In the dynamic landscape of social media, TikTok has emerged as a transformative force, reshaping the daily routines of millions of Americans. As a versatile source of information, it provides a convenient and enjoyable means of learning. However, the platform's influence extends beyond mere convenience, contributing to a fundamental shift in entertainment consumption that has global ramifications for young adults' attention spans and focus. The allure of bite-sized entertainment has, to some extent, redefined how individuals engage with content, leading to a growing dependency on succinct visuals over sustained narratives.
As an avid reader, I've traversed the digital landscape of BookTok, the side of TikTok dedicated to recommending literature, in search of captivating book recommendations. However, I found my deep dive on BookTok to be a mostly lackluster and disenchanted source for literary recommendations. Almost all the popularized texts I have read on BookTok often fall into the realm of the basic and predictable, lacking the depth and originality I seek in my reading. In a world dominated by fleeting TikTok videos, the constant flow of content has created a phenomenon where authors and their works are excessively exposed and overproduced. The essence of authorship, once rooted in a genuine passion for literature and the ability to stir readers with evocative prose, now seems to pivot towards a quest for virality on BookTok and the pursuit of media stardom—veering away from the profound impact of the written word.
With this disillusionment in mind forged by Gen Z readers, I feel compelled to share alternatives to BookTok. These novels offer a more enriching experience for passionate readers. These three hidden gems deserve far more attention than they currently receive in the shadow of BookTok's spotlight.
Colleen Hoover's It Ends With Us is first on the list of de-influencing overhyped books. It Ends With Us most likely stands as one of the most widely loved books on BookTok, although the precise reasons for its popularity remain elusive to me. Upon my initial encounter with this book at the age of 14, I found myself captivated by its romance and the subtly electrifying, suspenseful plot. However, revisiting the story roughly four years later brought about a significant shift in my perspective on the text. Notably, the protagonist's apparent indifference towards marrying her potentially abusive boyfriend and the recurring domestic violence undertones that appear throughout the story.
It Ends With Us' exceptional alternative is Rebecca Serle’s In Five Years. In Five Years is a beautiful and evocative romance. It tells the story of friendship, love, and grief in the most engaging and easy-to-read prose. The characters are relatable, and feel as if they are friends of your own. Warning: prepare a brand-new box of Kleenex with you; you will need it.
Next on the list is the over-hyped thriller The Silent Patient by Alex Michaelides. Getting through the first half of this novel was like sitting through an hour of listening to nails against a chalkboard—it dragged on and on and was torturously monotonous. While The Silent Patient was DNFed (did not finish) in my 2019 TBR list (to be read), I am glad that I did not finish it based on the novel’s predictable ending (which I will not reveal in case of spoiling anyone’s current read.)

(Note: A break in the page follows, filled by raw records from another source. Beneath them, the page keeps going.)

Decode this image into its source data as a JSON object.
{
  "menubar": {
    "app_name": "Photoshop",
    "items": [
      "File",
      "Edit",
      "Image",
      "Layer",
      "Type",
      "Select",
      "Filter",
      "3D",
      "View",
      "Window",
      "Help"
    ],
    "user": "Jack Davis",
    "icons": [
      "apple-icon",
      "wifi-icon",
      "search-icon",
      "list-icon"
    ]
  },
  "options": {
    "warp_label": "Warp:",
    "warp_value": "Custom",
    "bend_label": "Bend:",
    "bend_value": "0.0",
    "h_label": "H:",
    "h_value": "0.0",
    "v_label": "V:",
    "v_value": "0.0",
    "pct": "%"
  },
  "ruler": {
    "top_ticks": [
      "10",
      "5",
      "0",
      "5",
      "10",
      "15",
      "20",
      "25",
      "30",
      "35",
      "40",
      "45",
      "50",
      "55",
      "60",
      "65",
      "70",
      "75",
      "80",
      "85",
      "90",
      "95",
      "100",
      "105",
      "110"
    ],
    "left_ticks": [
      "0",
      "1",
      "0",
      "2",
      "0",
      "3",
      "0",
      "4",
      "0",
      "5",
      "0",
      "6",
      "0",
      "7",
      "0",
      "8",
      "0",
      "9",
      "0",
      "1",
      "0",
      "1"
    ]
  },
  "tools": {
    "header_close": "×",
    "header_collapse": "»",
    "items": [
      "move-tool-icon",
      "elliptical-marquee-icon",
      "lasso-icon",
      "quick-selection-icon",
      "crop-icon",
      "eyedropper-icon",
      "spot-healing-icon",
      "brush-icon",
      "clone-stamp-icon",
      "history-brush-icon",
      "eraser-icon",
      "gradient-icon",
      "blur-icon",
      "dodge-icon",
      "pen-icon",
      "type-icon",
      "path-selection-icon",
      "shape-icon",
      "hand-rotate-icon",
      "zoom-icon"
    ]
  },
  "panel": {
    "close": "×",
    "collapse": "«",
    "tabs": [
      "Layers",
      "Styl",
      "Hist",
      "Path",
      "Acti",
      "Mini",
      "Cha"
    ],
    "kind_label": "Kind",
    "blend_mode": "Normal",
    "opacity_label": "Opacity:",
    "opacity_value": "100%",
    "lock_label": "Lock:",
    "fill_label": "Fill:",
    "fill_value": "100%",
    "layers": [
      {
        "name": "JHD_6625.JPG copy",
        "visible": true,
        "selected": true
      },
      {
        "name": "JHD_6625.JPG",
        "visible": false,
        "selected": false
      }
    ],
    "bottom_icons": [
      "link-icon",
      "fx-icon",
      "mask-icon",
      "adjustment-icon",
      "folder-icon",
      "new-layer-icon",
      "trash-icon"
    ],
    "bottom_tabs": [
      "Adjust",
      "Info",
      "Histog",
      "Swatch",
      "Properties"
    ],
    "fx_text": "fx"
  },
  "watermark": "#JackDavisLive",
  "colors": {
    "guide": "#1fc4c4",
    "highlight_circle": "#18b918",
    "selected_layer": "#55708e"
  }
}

My highly recommended alternative to The Silent Patient is Kanae Minato’s Penance. I first read Penace in an English translation course at my university, and I was entirely shocked at how impressive the translation is. The novel was originally written in Japanese and was translated into English in 2017, where it gained popularity in the United States after Minato’s bestselling debut novel, Confessions. I can say infinitely good things about Penance, but I think it is best to go into this book completely blind. I promise you will be hooked by the first 35 pages of this masterful psychological thriller.
The time has arrived for me to de-influence one of Booktok’s favorite romcoms, Red, White, and Royal Blue by Casey McQuiston. Don’t get me wrong, I thoroughly enjoyed Red, White, and Royal Blue. I thought the comedic atmosphere of the novel was well done, especially with Alex’s character. Nevertheless, I felt that Prince Henry’s character was undeveloped and fell flat to the audience, which is problematic as he is the second lead character and the main character’s love interest. I also noted several plot holes in the story and felt the ending was rushed and automated.
A much better alternative to Red, White, and Royal Blue is André Aciman’s Call Me By Your Name. Armie Hammer and Timothee Chalamet’s 2017 film Call Me By Your Name shook every female (and perhaps some male) teenager’s life for the entire year. Hammer and Chamalet’s acting was superb, and their chemistry was even better. However, I can confidently say that the novel is at least ten times better than the film. If you loved the movie and haven’t read the book, you are missing out on the inner workings of Elio’s mind and heart, making the story more genuine and comprehensible to a viewer/reader.